If you aren’t sure how many chips for poker games you need, you’ve come to the right place. Whether you’re playing at home, you’re at a cash game, or tournament, the chips, as well as the rules, will be different.
So let’s take a closer look at chip values, numbers, and all other things chip to make sure your games are running off without a hitch.
How to Assign the Poker Chip Value – Chip Colors
If you’re playing at home and have the standard poker set, you probably have chips in the colors white, red, blue, and green. If you’re playing a small-stakes game, which would be $2/$5, your chip values have to be enough to support all blind levels.
That would mean the white would equal $1, the red would be $5, the blue should be $10, and the green can equal $25.
However, if you’re going for a high-stakes game, your chips are obviously going to have to reflect that. So for a game with stakes that are $5/$10 or even $10/$20, you’ll also need black and purple chips. But if you don’t have those in your kit, just reassign the value to the white and red ones. So now, for your game, the white represents $100 and the red would be $500.
You should also know that if you’re playing micro stakes, the chip values should, of course, be lower. You could make the white chips worth $0.10, the red $0.25, the blue $0.50, and the green $1.
How Many Chips for Poker?
Generally speaking, if you’re playing a game at home, you’d ideally have around 50 chips per person to start with. Luckily, most store-bought poker sets come with 300 chips, which would be great for up to six players.
Of course, that’s somewhat the minimum. If you’re planning on hosting/playing a game with more people, you’ll obviously need more chips.
Also, usually, the smaller sets come with the basic four colors, but you can get even bigger ones. The bigger ones can have 400, 500, and up to 1,000 chips per set with loads of colors for different values.
If you’re buying a poker set for at-home play, you’ll also get two decks of cards with it, and a dealer button (usually). All your chips and gear might come in a case, which is pretty handy for poker on the go.
How to Divide the Chips
How to divide the chips in a poker game will depend on how many people are playing and what the minimum and maximum amount of buy-in are. For big blinds, the usual setup is $20 minimum and $100 maximum.
Say that the big blind buy-in is $20/$40. Each player would get 10 $1 chips, 4 $5 chips, one $10 chip, and no $25 chips. But if the game buy-in is $100/$200, there would still be 10 $1 chips, but 10 $5 chips, 9 $10 chips, and two $25 chips.
How to Set up Cash Games
In cash games, chips count as actual money, and there really is no prize pool. So the player that runs out of chips is out of the game. Cash games are the easiest format to organize and play since there’s no tournament clock and the blind levels usually don’t rise.
Now, tournaments weren’t really that popular until the early 2000s, but now they’re one of the most common formats played in home games. One of the reasons players seem to enjoy them is that it’s easy to limit the amount you can lose per session.
With that said, tournaments do require a bit more organization and management from the host than regular cash games. It’s up to the host to set up and decide the prizes, manage the rising blind levels, and color up the chips as the game progresses.

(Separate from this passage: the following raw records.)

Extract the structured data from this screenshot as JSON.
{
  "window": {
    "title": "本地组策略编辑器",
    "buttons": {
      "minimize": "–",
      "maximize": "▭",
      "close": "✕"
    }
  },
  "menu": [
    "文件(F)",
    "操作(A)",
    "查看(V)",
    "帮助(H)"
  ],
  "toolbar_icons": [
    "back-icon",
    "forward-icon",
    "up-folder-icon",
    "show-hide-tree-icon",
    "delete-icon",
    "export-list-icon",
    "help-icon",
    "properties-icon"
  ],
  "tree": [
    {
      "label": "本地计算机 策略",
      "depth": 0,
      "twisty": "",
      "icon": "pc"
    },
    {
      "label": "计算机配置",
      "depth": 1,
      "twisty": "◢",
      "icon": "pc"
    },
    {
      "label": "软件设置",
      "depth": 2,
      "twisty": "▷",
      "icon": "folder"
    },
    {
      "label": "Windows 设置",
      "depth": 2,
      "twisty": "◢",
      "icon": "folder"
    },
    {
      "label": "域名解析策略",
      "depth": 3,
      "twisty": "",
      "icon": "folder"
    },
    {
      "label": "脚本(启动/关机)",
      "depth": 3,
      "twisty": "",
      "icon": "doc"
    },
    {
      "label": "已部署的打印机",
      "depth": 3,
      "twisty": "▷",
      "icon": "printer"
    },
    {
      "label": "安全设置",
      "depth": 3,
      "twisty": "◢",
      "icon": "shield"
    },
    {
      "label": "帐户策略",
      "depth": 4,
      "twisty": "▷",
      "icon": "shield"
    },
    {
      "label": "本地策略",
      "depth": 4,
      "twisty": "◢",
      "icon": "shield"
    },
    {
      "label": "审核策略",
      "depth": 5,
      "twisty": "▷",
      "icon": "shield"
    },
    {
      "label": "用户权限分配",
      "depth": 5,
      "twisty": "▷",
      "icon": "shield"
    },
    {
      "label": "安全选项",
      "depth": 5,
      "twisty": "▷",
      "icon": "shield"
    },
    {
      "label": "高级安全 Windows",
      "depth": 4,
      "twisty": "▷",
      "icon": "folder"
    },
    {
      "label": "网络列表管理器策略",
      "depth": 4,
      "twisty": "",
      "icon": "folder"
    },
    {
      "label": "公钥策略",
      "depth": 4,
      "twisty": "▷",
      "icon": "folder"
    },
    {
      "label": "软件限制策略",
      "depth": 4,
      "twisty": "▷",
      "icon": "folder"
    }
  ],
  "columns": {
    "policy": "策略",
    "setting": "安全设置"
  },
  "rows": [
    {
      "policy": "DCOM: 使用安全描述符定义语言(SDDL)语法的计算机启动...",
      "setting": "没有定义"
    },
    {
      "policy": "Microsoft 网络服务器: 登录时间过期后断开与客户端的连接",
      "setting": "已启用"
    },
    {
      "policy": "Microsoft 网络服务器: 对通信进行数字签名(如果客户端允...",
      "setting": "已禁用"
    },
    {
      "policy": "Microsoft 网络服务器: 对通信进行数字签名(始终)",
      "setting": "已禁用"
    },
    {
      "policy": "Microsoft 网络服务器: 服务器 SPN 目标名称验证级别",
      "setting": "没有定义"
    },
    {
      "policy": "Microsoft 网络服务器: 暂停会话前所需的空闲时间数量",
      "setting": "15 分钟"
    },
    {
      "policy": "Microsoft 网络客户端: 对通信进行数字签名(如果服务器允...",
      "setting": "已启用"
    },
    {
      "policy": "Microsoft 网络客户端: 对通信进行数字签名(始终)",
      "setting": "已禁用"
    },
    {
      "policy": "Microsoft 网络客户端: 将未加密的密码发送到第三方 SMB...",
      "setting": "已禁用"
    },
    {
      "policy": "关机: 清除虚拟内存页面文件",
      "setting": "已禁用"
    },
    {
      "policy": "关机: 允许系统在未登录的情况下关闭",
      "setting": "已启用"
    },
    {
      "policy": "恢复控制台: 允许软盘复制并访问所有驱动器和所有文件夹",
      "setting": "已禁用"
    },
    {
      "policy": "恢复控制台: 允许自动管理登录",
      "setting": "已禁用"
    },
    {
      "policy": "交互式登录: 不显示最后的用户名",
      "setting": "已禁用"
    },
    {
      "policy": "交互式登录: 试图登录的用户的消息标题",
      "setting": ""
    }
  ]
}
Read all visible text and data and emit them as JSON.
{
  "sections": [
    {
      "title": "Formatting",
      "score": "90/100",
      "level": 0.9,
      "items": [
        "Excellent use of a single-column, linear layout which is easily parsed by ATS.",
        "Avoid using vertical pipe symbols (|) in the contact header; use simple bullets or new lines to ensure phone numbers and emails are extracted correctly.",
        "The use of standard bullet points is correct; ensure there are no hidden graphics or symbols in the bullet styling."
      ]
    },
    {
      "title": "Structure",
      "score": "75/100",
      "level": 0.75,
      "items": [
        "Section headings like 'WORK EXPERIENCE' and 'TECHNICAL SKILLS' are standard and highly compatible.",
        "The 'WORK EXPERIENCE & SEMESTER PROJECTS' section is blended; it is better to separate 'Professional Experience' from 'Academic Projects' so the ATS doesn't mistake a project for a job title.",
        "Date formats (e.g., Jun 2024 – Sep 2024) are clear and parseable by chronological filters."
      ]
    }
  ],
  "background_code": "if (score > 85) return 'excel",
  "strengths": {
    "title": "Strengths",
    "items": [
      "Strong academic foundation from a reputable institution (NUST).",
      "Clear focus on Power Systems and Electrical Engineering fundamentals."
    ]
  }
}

Poker Tournament Chip Values
Now let’s talk about how many chips for poker tournaments are actually used and how they work. If you want to play one with more than five or six blind levels, you’re going to need at least four chip colors. Again, if you have the basic poker set, your four colors are probably going to be white, red, blue, and green.
A good rule of thumb when assigning chip values is to keep things simple. Don’t use any unnecessary denominations and have a chip stack big enough to facilitate the tournament and accommodate all players.
Slow Structure Tournaments
Slow structure tournaments are usually the ones with a longer duration. That means that the chip distribution has to involve larger starting stacks, and each player should have at least 3,000 starting chips. The big blind should increase in small increments.
Medium Structure Tournaments
If you don’t want your at-home to last over eight or nine hours, you should consider medium-structure tournaments. With, for example, 25 players, starting blinds at 25/50, the game duration will be about five hours. In this scenario, each player should have a chip stack of at least 1,500.
Fast Structure Tournaments
But if you want a quick, fast-paced tournament that can be done in three hours or less, consider a fast structure. For this case, you’ll want to assign a small starting stack to each player at around 1,000. You should also use shorter blind levels to reach the end of a tournament much quicker compared to the other two types.
Keep in mind that if you decide to start your tournament at 5/10 blinds instead of 25/50, you’re adding more time to the clock. You’ll also be giving other players in the game more levels of deep-stacked play.
To Sum Up: How Many Chips for Poker?
So how many chips for poker do you need to start playing? Well, as you’ve seen, a lot depends on what you want to play and with how many people. Cash games and tournaments of various structures require different chip sizes. In addition to your chip stake, always make sure that your cards are high-quality because that’s really what can take the game to the next level.